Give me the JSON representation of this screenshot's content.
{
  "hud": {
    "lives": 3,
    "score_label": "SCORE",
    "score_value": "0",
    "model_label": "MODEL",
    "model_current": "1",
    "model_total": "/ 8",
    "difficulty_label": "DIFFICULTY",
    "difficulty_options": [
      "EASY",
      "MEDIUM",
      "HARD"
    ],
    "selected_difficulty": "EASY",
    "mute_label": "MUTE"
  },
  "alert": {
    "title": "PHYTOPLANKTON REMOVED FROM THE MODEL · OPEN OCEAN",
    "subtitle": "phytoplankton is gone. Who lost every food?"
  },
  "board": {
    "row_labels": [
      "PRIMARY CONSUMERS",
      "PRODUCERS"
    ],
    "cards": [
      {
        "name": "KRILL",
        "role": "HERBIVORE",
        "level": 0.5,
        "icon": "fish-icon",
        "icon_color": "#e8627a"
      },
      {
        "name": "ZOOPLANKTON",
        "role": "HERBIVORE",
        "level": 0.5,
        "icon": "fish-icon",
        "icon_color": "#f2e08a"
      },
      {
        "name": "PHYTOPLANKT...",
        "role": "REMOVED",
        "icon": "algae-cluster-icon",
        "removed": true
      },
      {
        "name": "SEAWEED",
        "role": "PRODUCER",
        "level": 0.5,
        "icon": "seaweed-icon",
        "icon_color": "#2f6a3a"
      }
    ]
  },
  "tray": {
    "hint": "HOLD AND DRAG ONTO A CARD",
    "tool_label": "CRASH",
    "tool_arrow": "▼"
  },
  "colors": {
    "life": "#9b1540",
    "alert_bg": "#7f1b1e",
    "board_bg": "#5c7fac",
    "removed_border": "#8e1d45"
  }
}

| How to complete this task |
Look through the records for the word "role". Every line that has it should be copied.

| Solution to this problem |
        "role": "HERBIVORE",
        "role": "HERBIVORE",
        "role": "REMOVED",
        "role": "PRODUCER",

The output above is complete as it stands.